One more reason we should've been born a hundred years earlier: in 1911 the lower classes of London consisted mainly, I assume, of lovable Cockney flower-sellers with amusingly deadbeat fathers. Nowadays London's poor are too busy burning down and looting the city to take part in linguistic bets wagered by gentlemen of means.
To what should we attribute these riots? The problem, as it looks from this armchair several thousand miles away, is a generation of young people who have grown up without any attachment to their own communities. Admittedly, this is a problem throughout Europe, where children of immigrants have found neither acceptance nor employment in their adopted societies. (Xenophobes will point out that many immigrants have shown no desire to integrate, which is probably fair — to an extent. But the level of frustration shewn in the U.K. and elsewhere suggests that at least some have tried and been rebuffed.) We are beginning to see the effects of decades of inept immigration policy: immigrants are allowed into countries where there are neither jobs nor opportunities for advancement (i.e., education and integration programs — consider Germany's failed Multikulti policies) for them. Deprived of the means to help themselves, utterly dependent on the welfare state, is it any wonder that so many children of immigrants have grown to hate the societies of Europe in which they find themselves?

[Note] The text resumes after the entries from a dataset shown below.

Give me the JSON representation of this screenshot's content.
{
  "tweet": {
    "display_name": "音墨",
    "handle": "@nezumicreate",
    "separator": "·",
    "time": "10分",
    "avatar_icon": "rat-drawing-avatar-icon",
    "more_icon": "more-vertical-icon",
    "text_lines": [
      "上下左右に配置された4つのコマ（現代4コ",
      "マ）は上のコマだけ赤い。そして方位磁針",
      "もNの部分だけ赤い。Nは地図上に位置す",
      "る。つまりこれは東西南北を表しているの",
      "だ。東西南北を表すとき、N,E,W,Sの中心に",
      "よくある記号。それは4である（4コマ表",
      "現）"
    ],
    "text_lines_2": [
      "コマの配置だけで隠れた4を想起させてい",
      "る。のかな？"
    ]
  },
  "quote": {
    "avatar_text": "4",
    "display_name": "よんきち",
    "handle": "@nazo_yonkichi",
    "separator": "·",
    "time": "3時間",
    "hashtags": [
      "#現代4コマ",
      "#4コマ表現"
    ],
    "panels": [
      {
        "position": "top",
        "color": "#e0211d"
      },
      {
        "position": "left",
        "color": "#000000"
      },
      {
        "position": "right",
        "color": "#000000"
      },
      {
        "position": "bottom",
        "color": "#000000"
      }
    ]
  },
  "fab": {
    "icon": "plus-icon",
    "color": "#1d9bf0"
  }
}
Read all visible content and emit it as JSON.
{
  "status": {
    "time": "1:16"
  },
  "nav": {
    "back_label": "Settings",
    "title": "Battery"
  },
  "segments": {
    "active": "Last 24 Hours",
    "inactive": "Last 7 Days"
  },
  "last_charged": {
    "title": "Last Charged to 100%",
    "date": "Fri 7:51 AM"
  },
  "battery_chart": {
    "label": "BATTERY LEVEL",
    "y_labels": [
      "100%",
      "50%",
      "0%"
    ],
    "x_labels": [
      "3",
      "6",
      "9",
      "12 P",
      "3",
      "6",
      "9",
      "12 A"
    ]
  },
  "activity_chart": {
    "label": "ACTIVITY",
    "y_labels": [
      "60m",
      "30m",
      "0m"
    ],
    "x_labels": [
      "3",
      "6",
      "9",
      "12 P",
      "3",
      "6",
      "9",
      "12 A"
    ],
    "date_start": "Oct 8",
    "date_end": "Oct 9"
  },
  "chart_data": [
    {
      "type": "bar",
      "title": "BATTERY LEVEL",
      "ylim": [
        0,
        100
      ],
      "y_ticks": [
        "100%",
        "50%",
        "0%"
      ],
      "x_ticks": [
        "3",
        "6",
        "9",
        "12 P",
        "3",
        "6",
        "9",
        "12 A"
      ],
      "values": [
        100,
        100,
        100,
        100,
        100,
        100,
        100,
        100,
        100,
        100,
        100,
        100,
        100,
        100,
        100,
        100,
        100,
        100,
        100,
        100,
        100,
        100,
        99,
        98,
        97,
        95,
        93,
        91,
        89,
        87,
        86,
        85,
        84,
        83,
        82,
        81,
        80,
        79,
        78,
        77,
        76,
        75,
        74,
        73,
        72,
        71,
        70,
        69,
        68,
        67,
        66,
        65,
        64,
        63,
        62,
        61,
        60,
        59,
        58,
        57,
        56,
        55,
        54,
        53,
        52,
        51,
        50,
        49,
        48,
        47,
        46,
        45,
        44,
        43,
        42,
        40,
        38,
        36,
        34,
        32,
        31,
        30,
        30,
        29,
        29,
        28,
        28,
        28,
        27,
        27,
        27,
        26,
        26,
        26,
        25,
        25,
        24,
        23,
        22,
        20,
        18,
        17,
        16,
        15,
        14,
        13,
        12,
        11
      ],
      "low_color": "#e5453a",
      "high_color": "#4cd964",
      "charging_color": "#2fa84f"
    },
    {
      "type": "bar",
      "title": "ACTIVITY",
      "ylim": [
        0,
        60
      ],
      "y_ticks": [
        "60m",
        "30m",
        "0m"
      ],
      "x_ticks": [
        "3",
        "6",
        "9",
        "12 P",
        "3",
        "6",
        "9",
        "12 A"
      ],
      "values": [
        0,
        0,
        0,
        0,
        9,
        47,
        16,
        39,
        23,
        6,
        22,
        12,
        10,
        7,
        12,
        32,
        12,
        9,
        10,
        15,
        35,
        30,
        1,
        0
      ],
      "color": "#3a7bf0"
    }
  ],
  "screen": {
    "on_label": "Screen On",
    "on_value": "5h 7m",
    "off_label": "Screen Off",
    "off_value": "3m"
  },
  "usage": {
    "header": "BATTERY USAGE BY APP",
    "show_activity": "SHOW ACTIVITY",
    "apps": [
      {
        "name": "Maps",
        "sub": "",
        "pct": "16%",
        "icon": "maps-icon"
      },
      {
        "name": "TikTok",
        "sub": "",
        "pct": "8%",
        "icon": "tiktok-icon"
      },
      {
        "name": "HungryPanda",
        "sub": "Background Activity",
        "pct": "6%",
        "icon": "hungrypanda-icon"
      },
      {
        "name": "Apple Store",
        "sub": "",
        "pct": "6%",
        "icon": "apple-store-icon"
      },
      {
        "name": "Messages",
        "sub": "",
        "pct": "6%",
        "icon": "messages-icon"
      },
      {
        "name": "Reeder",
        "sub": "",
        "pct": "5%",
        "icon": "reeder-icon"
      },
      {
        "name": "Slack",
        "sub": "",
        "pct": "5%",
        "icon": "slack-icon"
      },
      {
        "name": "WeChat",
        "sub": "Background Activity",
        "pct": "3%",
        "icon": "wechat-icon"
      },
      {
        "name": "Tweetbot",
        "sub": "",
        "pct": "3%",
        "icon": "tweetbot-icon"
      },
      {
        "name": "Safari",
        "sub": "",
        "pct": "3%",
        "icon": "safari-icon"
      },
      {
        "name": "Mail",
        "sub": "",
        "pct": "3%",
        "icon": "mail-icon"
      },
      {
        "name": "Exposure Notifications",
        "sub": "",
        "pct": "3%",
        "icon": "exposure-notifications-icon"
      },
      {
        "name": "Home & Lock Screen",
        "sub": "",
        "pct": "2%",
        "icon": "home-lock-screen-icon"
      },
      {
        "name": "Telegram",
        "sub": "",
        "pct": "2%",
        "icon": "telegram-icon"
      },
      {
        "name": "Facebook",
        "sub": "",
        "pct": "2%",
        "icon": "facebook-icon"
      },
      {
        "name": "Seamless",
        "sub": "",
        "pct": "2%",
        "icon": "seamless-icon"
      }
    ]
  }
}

The real sticky wicket, now, is what to do with such a systemic problem. Political and economic enfranchisement is never immediately achieved; it must be the result of education, of viable employment, of real communities. Once these are gone — as is the case, in the urban ghettoes of both the U.K. and this country — well, nobody is quite sure how to get them back. Thoughts?